The Centers for Disease Control and Prevention is working collaboratively with state, local and territorial public health departments on surveillance of pregnant women that have laboratory evidence of possible Zika virus infection.
The CDC has established the U.S. Zika Pregnancy Registry and the Zika Active Pregnancy Surveillance System in Puerto Rico to provide comprehensive monitoring of pregnant women and infant outcomes.
The registries are helping the agency to better understand the range of adverse outcomes that occur in infants and when in pregnancy those risks are highest for microcephaly and other severe birth defects caused by the virus.
According to Margaret Honein, chief of the CDC’s Birth Defects Branch and co-lead of its Pregnancy and Birth Defects Task Force, the data collected through the registries will be used to update recommendations for clinical care, plan for services and support for pregnant women and families affected by Zika, as well as improve prevention of infection during pregnancy.
“The U.S. Zika Pregnancy Registry is coordinated here at CDC,” she says, adding that the data is managed in a system called the Research Electronic Data Capture (REDCap), developed by Vanderbilt University. “We receive voluntary reports from public health departments with possible cases, and we manage the data on our end.”
Honein, an epidemiologist, notes that the Zika virus can be passed from a pregnant woman to her fetus, which can cause devastating birth defects.
“We think that there will likely be a range of infant outcomes, and we don’t yet understand the full range of those outcomes yet,” she observes. “Our top priority is protecting pregnant women and preventing Zika virus infections because of the devastating outcomes that we know can occur.”
As of October 13, Honein says there are 899 pregnant women with laboratory evidence of possible Zika virus infection in the United States and District of Columbia, and 1,927 in the U.S. territories.
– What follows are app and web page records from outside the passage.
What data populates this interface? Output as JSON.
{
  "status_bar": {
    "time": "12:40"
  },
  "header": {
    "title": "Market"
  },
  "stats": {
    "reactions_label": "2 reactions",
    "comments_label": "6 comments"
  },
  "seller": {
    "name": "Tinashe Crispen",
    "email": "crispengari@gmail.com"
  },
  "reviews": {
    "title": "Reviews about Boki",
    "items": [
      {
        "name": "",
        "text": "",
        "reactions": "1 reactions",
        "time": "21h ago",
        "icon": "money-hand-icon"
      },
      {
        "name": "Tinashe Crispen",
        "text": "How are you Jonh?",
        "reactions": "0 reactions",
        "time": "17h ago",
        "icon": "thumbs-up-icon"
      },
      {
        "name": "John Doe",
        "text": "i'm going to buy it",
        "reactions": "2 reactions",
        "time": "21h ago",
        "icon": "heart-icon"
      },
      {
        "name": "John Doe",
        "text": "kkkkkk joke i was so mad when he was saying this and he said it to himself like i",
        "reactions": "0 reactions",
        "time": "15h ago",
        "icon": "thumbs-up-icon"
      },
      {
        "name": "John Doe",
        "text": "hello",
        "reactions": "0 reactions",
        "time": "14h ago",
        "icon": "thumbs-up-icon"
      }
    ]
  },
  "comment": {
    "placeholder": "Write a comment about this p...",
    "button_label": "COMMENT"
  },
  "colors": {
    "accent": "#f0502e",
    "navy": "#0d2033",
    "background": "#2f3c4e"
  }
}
In the U.S. and D.C., 23 live-born infants with birth defects and five pregnancy losses with birth defects have been reported—the numbers are based on information provided to the pregnancy surveillance systems.
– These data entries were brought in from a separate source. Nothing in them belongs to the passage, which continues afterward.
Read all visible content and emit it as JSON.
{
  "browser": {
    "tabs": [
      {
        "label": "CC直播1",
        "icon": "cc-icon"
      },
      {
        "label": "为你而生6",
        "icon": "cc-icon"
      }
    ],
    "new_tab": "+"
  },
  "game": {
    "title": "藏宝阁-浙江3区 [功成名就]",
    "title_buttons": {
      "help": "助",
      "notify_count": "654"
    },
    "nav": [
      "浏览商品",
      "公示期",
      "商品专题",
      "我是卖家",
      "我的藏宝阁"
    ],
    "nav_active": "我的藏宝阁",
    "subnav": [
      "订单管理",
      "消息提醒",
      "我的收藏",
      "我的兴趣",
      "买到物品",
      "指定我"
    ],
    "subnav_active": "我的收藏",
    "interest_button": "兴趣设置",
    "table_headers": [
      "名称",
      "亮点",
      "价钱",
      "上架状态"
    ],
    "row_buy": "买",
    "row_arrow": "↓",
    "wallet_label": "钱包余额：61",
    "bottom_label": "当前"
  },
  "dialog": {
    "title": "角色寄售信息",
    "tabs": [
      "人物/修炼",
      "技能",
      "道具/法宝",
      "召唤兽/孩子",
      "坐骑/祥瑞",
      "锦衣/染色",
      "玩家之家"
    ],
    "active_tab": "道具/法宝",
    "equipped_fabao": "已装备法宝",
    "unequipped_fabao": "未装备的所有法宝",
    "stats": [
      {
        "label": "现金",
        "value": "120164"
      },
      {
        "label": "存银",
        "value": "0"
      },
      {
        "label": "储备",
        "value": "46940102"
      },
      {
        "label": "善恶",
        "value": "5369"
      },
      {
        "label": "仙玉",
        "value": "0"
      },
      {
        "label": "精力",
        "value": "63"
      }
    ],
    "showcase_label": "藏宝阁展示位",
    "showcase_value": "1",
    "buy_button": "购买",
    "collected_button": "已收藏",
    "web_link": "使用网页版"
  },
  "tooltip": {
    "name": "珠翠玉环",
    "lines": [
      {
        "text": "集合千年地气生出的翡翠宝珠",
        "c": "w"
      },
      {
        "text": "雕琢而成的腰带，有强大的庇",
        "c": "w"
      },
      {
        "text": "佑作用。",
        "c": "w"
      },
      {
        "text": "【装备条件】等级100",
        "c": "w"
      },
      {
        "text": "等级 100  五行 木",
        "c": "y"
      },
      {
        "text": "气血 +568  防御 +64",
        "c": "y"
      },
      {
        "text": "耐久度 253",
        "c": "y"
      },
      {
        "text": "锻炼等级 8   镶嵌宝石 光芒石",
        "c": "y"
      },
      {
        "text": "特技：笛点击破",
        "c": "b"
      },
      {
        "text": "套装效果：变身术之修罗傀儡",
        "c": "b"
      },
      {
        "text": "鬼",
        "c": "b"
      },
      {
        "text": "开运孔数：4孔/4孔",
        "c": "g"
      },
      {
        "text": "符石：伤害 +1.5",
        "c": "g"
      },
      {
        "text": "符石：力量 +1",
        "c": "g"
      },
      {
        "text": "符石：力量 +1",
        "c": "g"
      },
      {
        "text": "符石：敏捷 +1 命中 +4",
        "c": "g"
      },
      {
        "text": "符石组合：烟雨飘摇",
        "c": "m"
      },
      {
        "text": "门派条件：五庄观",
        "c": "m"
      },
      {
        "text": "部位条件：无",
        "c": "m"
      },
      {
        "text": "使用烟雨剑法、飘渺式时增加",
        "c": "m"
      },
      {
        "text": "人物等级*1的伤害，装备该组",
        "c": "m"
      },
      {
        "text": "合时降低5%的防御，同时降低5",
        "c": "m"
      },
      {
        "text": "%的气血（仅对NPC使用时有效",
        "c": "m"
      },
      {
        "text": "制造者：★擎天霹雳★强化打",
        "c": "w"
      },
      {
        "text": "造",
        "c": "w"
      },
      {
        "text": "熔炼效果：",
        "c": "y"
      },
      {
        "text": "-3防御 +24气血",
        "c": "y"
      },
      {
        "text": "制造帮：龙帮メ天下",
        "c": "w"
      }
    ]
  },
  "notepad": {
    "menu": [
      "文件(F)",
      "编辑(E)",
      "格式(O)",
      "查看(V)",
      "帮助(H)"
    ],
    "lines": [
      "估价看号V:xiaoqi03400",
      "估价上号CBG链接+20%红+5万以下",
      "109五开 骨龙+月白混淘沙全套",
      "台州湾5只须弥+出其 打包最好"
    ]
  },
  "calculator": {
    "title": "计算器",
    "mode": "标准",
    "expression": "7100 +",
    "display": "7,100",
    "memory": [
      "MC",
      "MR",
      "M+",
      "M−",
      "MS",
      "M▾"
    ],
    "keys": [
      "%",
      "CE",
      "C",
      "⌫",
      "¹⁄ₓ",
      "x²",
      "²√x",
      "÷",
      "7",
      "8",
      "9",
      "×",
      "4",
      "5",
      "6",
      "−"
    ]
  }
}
“How this is managed at the state and local level varies a lot from jurisdiction to jurisdiction, but electronic health records are being used at many locations,” according to Honein.
When it comes to tracking pregnant women affected by Zika, the CDC in August and September made awards to state, local and territorial health departments for what Honein calls “rapid birth defects surveillance” as well as to “work on the pregnancy registries.”
Earlier this month, Congress allocated $1.1 billion in supplemental funding to fight Zika. Of that, $394 million will go to the CDC.
“With the supplemental funding that Congress has authorized, we’re going to be able to provide a little bit more adequate support,” adds Honein. “So, we think this will be incredibly helpful for getting complete, accurate, and timely data.”
Zika is primarily spread by the bite of an infected Aedes species mosquito. However, the virus also can be transmitted through sex.
“It’s important to follow CDC guidance and screen all pregnant women for possible Zika virus exposure,” Honein concludes. “At every prenatal visit, healthcare providers should be asking pregnant women about travel to areas with active Zika virus infection or any sexual partners who may have travelled to an area with active Zika virus transmission—and then for those who have exposure, testing.”